    They're tiny! Getting hands on
    The bat skeleton with long finger bones clearly (but slightly blurrily) visible
    Blowing raspberries

    After a ‘bat chat’ full of interesting facts (Did you know bats aren’t blind, they actually have quite good eyesight?) it was getting gloomy enough to turn the detectors on. These clever little devices ‘listen’ for the bats’ high frequency hunting calls and convert the sound to a lower frequency audible to our ears. It wasn’t too long before we started hearing the bats fluttering past us, catching midges on the wing. On occasion we even picked up the ‘raspberry’ sound they make when they are closing in on an insect and intensify their calls.


    After a fascinating couple of hours John departed in the Bat Mobile (might have been a Nissan), but the group were enthused enough that they asked to hold on to the detectors for the next night.
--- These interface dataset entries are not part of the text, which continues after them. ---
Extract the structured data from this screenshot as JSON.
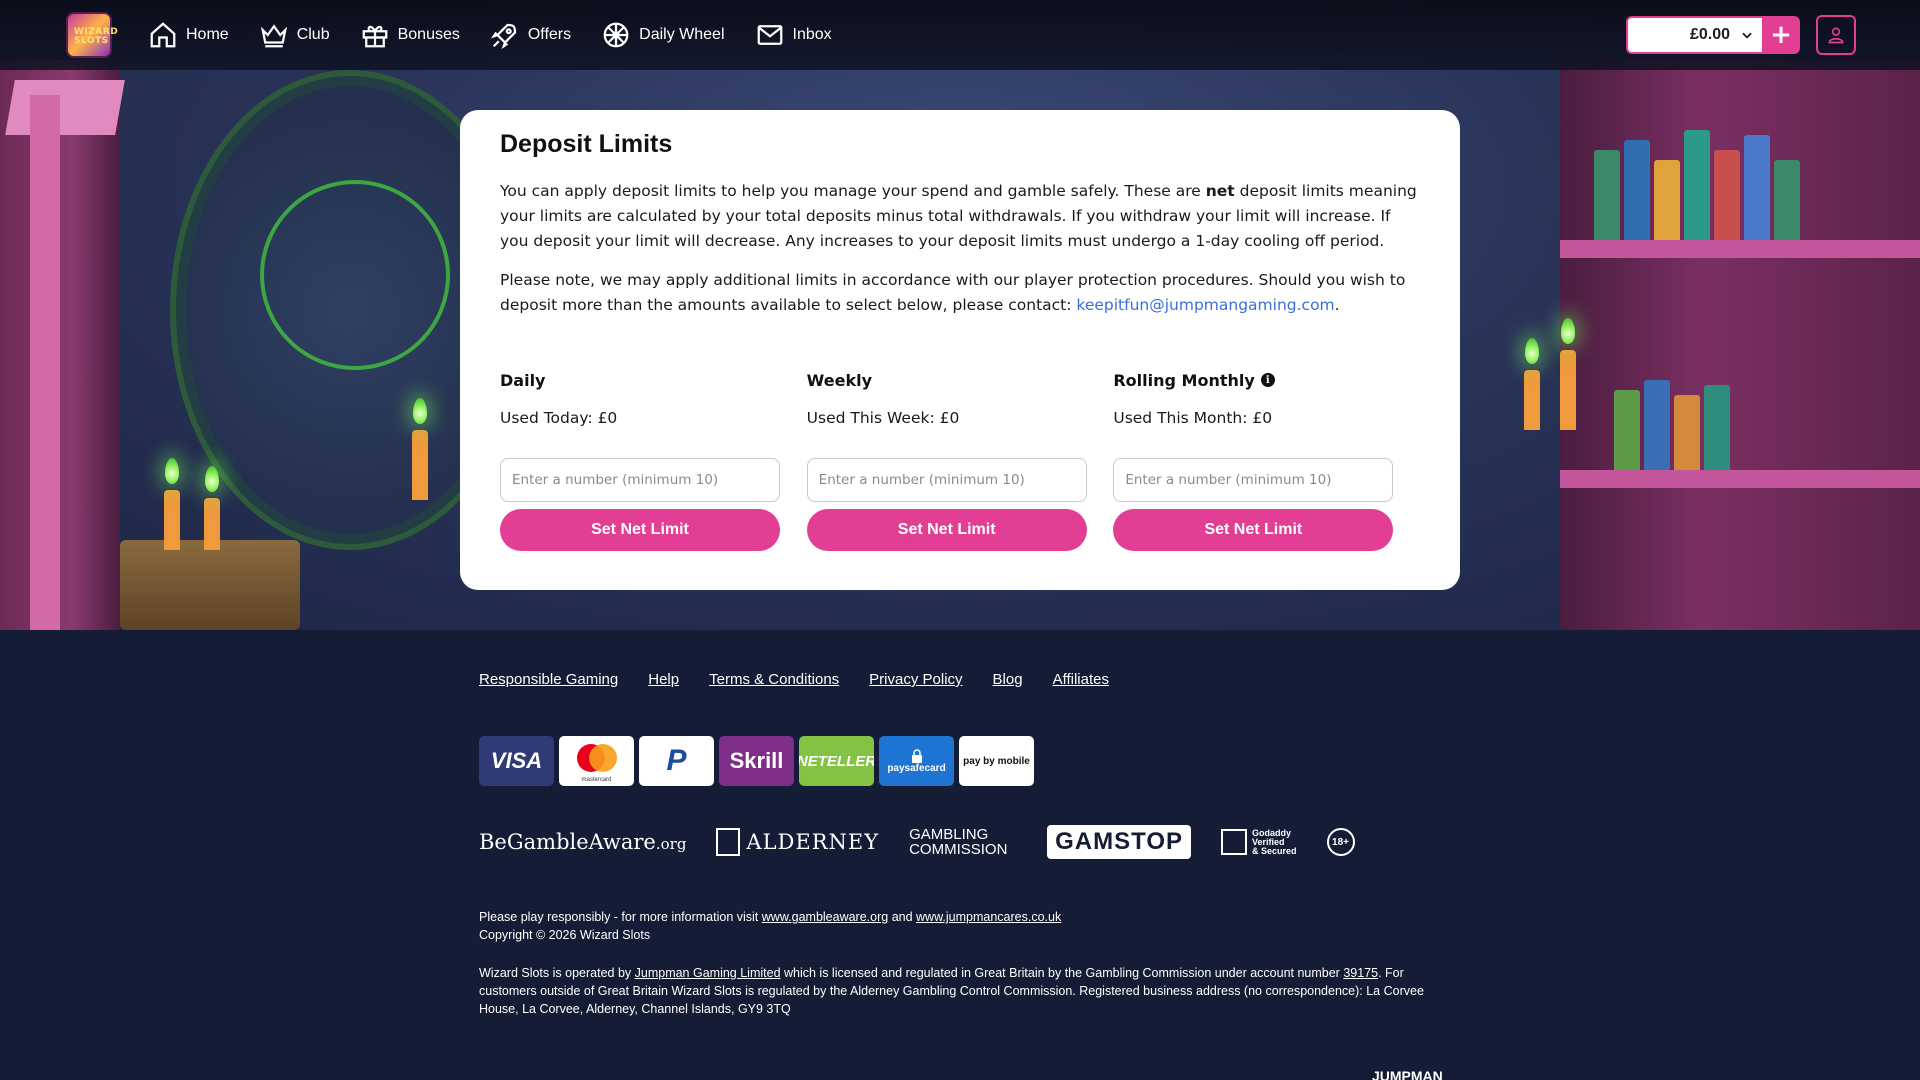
{
  "header": {
    "logo_text": "WIZARD SLOTS",
    "nav": [
      {
        "label": "Home",
        "icon": "home-icon"
      },
      {
        "label": "Club",
        "icon": "crown-icon"
      },
      {
        "label": "Bonuses",
        "icon": "gift-icon"
      },
      {
        "label": "Offers",
        "icon": "rocket-icon"
      },
      {
        "label": "Daily Wheel",
        "icon": "wheel-icon"
      },
      {
        "label": "Inbox",
        "icon": "envelope-icon"
      }
    ],
    "balance": "£0.00",
    "deposit_plus": "+"
  },
  "card": {
    "title": "Deposit Limits",
    "para1_before": "You can apply deposit limits to help you manage your spend and gamble safely. These are ",
    "para1_bold": "net",
    "para1_after": " deposit limits meaning your limits are calculated by your total deposits minus total withdrawals. If you withdraw your limit will increase. If you deposit your limit will decrease. Any increases to your deposit limits must undergo a 1-day cooling off period.",
    "para2_before": "Please note, we may apply additional limits in accordance with our player protection procedures. Should you wish to deposit more than the amounts available to select below, please contact: ",
    "para2_email": "keepitfun@jumpmangaming.com",
    "para2_after": ".",
    "limits": [
      {
        "heading": "Daily",
        "used": "Used Today: £0",
        "placeholder": "Enter a number (minimum 10)",
        "button": "Set Net Limit"
      },
      {
        "heading": "Weekly",
        "used": "Used This Week: £0",
        "placeholder": "Enter a number (minimum 10)",
        "button": "Set Net Limit"
      },
      {
        "heading": "Rolling Monthly",
        "used": "Used This Month: £0",
        "placeholder": "Enter a number (minimum 10)",
        "button": "Set Net Limit"
      }
    ],
    "info_glyph": "i"
  },
  "footer": {
    "links": [
      "Responsible Gaming",
      "Help",
      "Terms & Conditions",
      "Privacy Policy",
      "Blog",
      "Affiliates"
    ],
    "payments": {
      "visa": "VISA",
      "mastercard_sub": "mastercard",
      "paypal": "P",
      "skrill": "Skrill",
      "neteller": "NETELLER",
      "paysafe": "paysafecard",
      "boku": "pay by mobile"
    },
    "regulators": {
      "bga_main": "BeGambleAware",
      "bga_suffix": ".org",
      "alderney": "ALDERNEY",
      "gc_line1": "GAMBLING",
      "gc_line2": "COMMISSION",
      "gamstop": "GAMSTOP",
      "godaddy_l1": "Godaddy",
      "godaddy_l2": "Verified",
      "godaddy_l3": "& Secured",
      "age": "18+"
    },
    "legal": {
      "line1_before": "Please play responsibly - for more information visit ",
      "line1_link1": "www.gambleaware.org",
      "line1_mid": " and ",
      "line1_link2": "www.jumpmancares.co.uk",
      "copyright": "Copyright © 2026 Wizard Slots",
      "op_before": "Wizard Slots is operated by ",
      "op_link": "Jumpman Gaming Limited",
      "op_mid": " which is licensed and regulated in Great Britain by the Gambling Commission under account number ",
      "op_account": "39175",
      "op_after": ". For customers outside of Great Britain Wizard Slots is regulated by the Alderney Gambling Control Commission. Registered business address (no correspondence): La Corvee House, La Corvee, Alderney, Channel Islands, GY9 3TQ"
    },
    "brand_mark": "JUMPMAN"
  },
  "colors": {
    "accent": "#e23e93",
    "link": "#3a6fd8",
    "footer_bg": "#141d35",
    "card_bg": "#ffffff"
  }
}
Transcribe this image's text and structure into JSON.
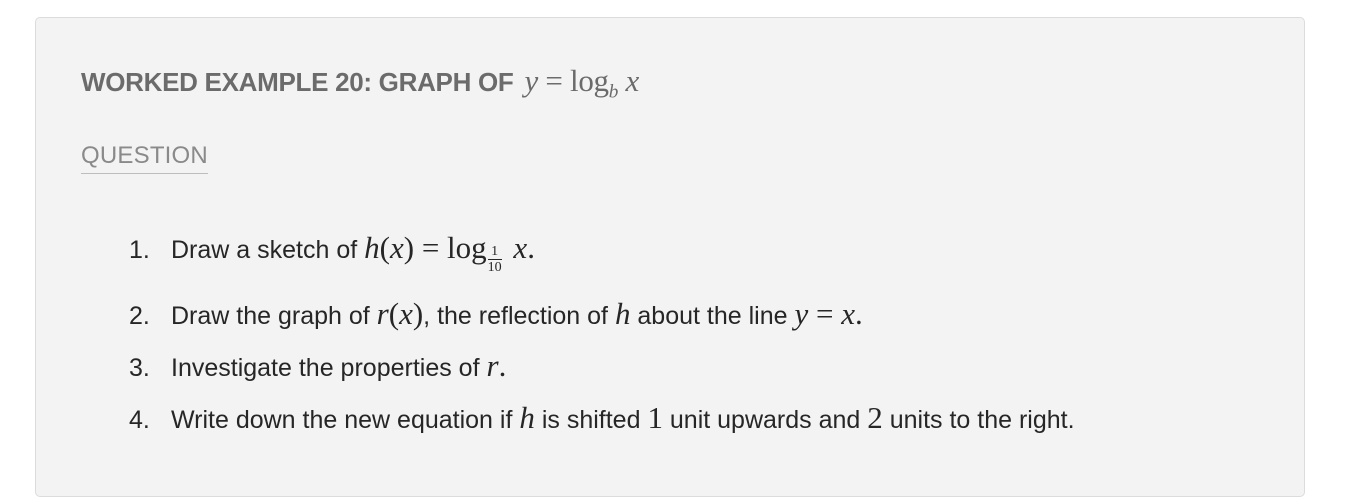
{
  "heading": {
    "text": "WORKED EXAMPLE 20: GRAPH OF",
    "math_y": "y",
    "math_eq": "=",
    "math_log": "log",
    "math_base": "b",
    "math_x": "x"
  },
  "question_label": "QUESTION",
  "items": [
    {
      "number": "1.",
      "text_a": "Draw a sketch of",
      "math_h": "h",
      "math_x": "x",
      "math_eq": "=",
      "math_log": "log",
      "frac_num": "1",
      "frac_den": "10",
      "math_x2": "x",
      "period": "."
    },
    {
      "number": "2.",
      "text_a": "Draw the graph of",
      "math_r": "r",
      "math_x": "x",
      "text_b": ", the reflection of",
      "math_h": "h",
      "text_c": "about the line",
      "math_y": "y",
      "math_eq": "=",
      "math_x2": "x",
      "period": "."
    },
    {
      "number": "3.",
      "text_a": "Investigate the properties of",
      "math_r": "r",
      "period": "."
    },
    {
      "number": "4.",
      "text_a": "Write down the new equation if",
      "math_h": "h",
      "text_b": "is shifted",
      "math_1": "1",
      "text_c": "unit upwards and",
      "math_2": "2",
      "text_d": "units to the right."
    }
  ]
}
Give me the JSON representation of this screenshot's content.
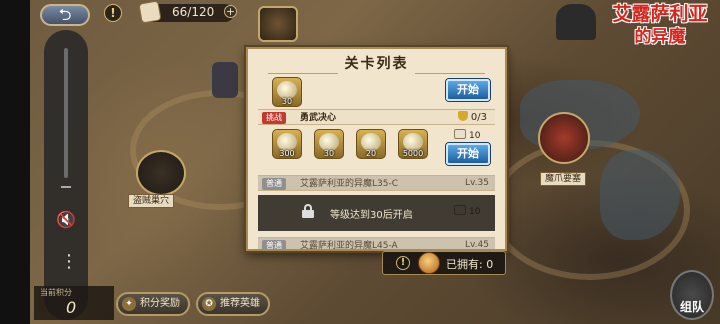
{
  "topbar": {
    "back_glyph": "⮌",
    "info_glyph": "!",
    "stamina": "66/120",
    "stamina_plus": "+"
  },
  "logo": {
    "line1": "艾露萨利亚",
    "line2": "的异魔"
  },
  "system_bar": {
    "mute_glyph": "🔇",
    "more_glyph": "⋮"
  },
  "map": {
    "markers": [
      {
        "label": "盗贼巢穴"
      },
      {
        "label": "魔爪要塞"
      }
    ]
  },
  "modal": {
    "title": "关卡列表",
    "stages": [
      {
        "partial_reward_count": "30",
        "start_label": "开始"
      },
      {
        "tag": "挑战",
        "name": "勇武决心",
        "progress": "0/3",
        "rewards": [
          {
            "icon": "gold-coin-icon",
            "count": "300"
          },
          {
            "icon": "feather-icon",
            "count": "30"
          },
          {
            "icon": "ring-icon",
            "count": "20"
          },
          {
            "icon": "gold-stack-icon",
            "count": "5000"
          }
        ],
        "cost": "10",
        "start_label": "开始"
      },
      {
        "tag": "普通",
        "name": "艾露萨利亚的异魔L35-C",
        "level": "Lv.35",
        "cost": "10",
        "locked_text": "等级达到30后开启"
      },
      {
        "tag": "普通",
        "name": "艾露萨利亚的异魔L45-A",
        "level": "Lv.45"
      }
    ]
  },
  "owned": {
    "info_glyph": "!",
    "text": "已拥有: 0"
  },
  "bottom": {
    "score_label": "当前积分",
    "score_value": "0",
    "rewards_button": "积分奖励",
    "heroes_button": "推荐英雄",
    "team_button": "组队"
  },
  "colors": {
    "start_button": "#2f7cc4",
    "challenge_tag": "#c2392f",
    "panel_bg": "#f1e6cd",
    "logo_red": "#d9251d"
  }
}
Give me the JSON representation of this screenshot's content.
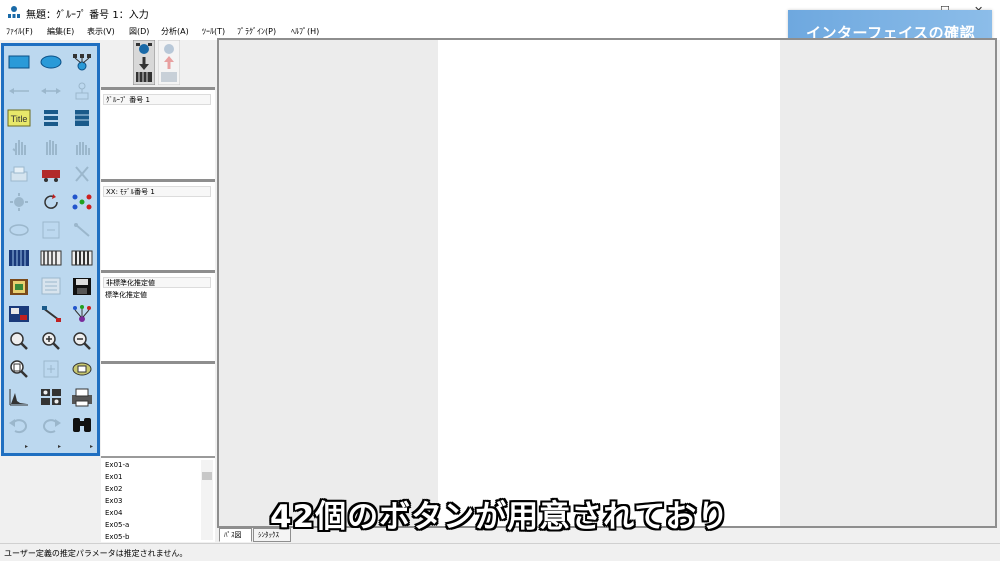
{
  "window": {
    "title": "無題：ｸﾞﾙｰﾌﾟ 番号 1：入力",
    "controls": [
      "–",
      "☐",
      "✕"
    ]
  },
  "menu": [
    {
      "label": "ﾌｧｲﾙ(F)"
    },
    {
      "label": "編集(E)"
    },
    {
      "label": "表示(V)"
    },
    {
      "label": "図(D)"
    },
    {
      "label": "分析(A)"
    },
    {
      "label": "ﾂｰﾙ(T)"
    },
    {
      "label": "ﾌﾟﾗｸﾞｲﾝ(P)"
    },
    {
      "label": "ﾍﾙﾌﾟ(H)"
    }
  ],
  "banner": {
    "text": "インターフェイスの確認"
  },
  "toolbox": {
    "title_button_label": "Title",
    "accent": "#1f6fc1",
    "background": "#bcd8ef",
    "scroll_arrows": [
      "▸",
      "▸",
      "▸"
    ]
  },
  "panels": {
    "groups": {
      "header": "ｸﾞﾙｰﾌﾟ 番号 1"
    },
    "models": {
      "header": "XX: ﾓﾃﾞﾙ番号 1"
    },
    "estimates": {
      "header": "非標準化推定値",
      "line2": "標準化推定値"
    }
  },
  "examples": [
    "Ex01-a",
    "Ex01",
    "Ex02",
    "Ex03",
    "Ex04",
    "Ex05-a",
    "Ex05-b"
  ],
  "tabs": [
    {
      "label": "ﾊﾟｽ図",
      "active": true
    },
    {
      "label": "ｼﾝﾀｯｸｽ",
      "active": false
    }
  ],
  "subtitle": "42個のボタンが用意されており",
  "status": "ユーザー定義の推定パラメータは推定されません。"
}
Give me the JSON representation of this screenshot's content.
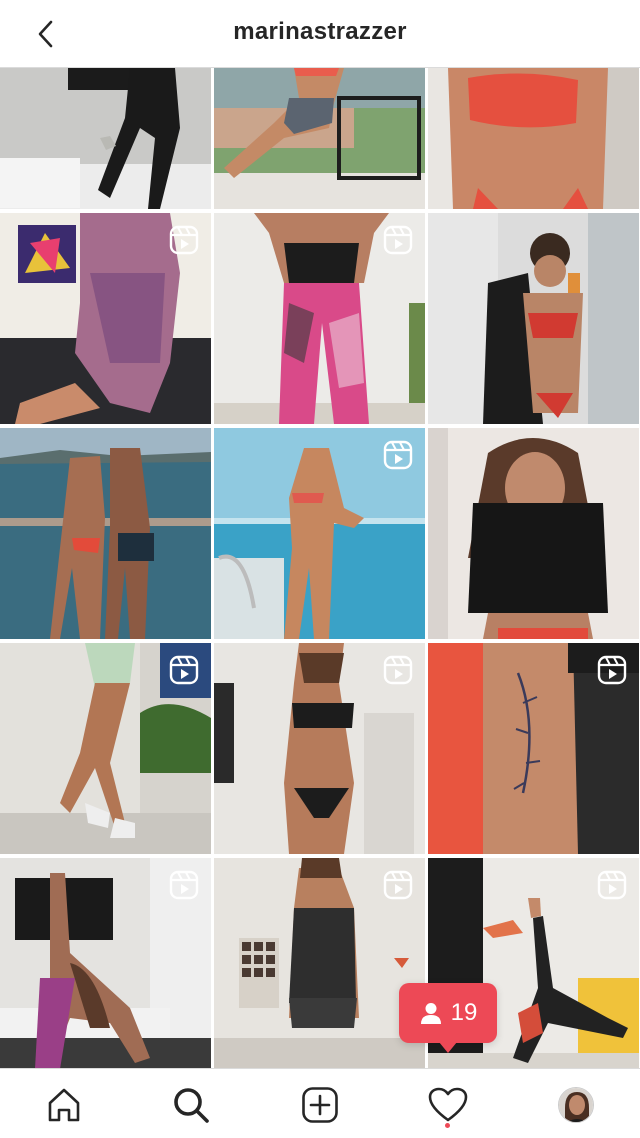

No trace remained of the Bat Man, except for one thing – we now have our own example of Pipistrelle, which we plan to show to other groups in the future and hopefully spark off an interest in these amazing creatures.
    The 'Basecamp Bat' 

    By Rob Clarke, Basecamp Community Ranger
  • Bits 'n' bobs

    09:00 03 July 2015
    By John Atkinson, Nick Petrie, Paul Kear , Richard Tanner, Rob Clarke, Glenn Bailey, Sarah Anderson, Sam Stalker, Ian Griffiths, Matthew Allmark, Stuart Graham, Paul Farrington, John Moffat, Craig Hutchinson, Clair Payne, Luke Sherwen

    Although I've been busy (I always am) I'm not sure with what.  I had a look in my calendar to find what I've been doing but it was no clearer.
    With nothing in particular to write about I thought I'd go through the most recent pictures from my camera and find some inspiration.........

    Boundary works - it's important to keep stock out of woods as they damage the ground flora and prevent tree regeneration by grazing.  Repairing our boundaries keeps sheep in the fields where they belong!
    Local contractor repairing a woodland boundary wall.


    Volunteer Ian repairing a fence after a tree fell and damaged it.


     Another gap repaired by contractor near Coniston.



    Dad dens - you may have read in an earlier blog about an event at Wray Castle on fathers day, guess who helped collect the den building material?


    Truck loaded with brash for the Dad dens event at the Castle.


    Claife Station - with the help of a sure footed group of volunteers we have finished removing the laurel from round Claife station to open up the historic views.

    The view south restored.


    Charcoal - again helped by more volunteers I have made some charcoal form wood cut to restore the designed landscape around Boon Crag farm near Coniston.


    A kiln full of charcoal.


    I love how you can still see the growth rings in the charcoal.


    Tree planting - although our tree planting is done in the winter its always good to see them start to emerge from the protection of their tree tubes.

    Cherry  tree planted in 2012 growing out of its tree tube.


    An oak with a little way to go!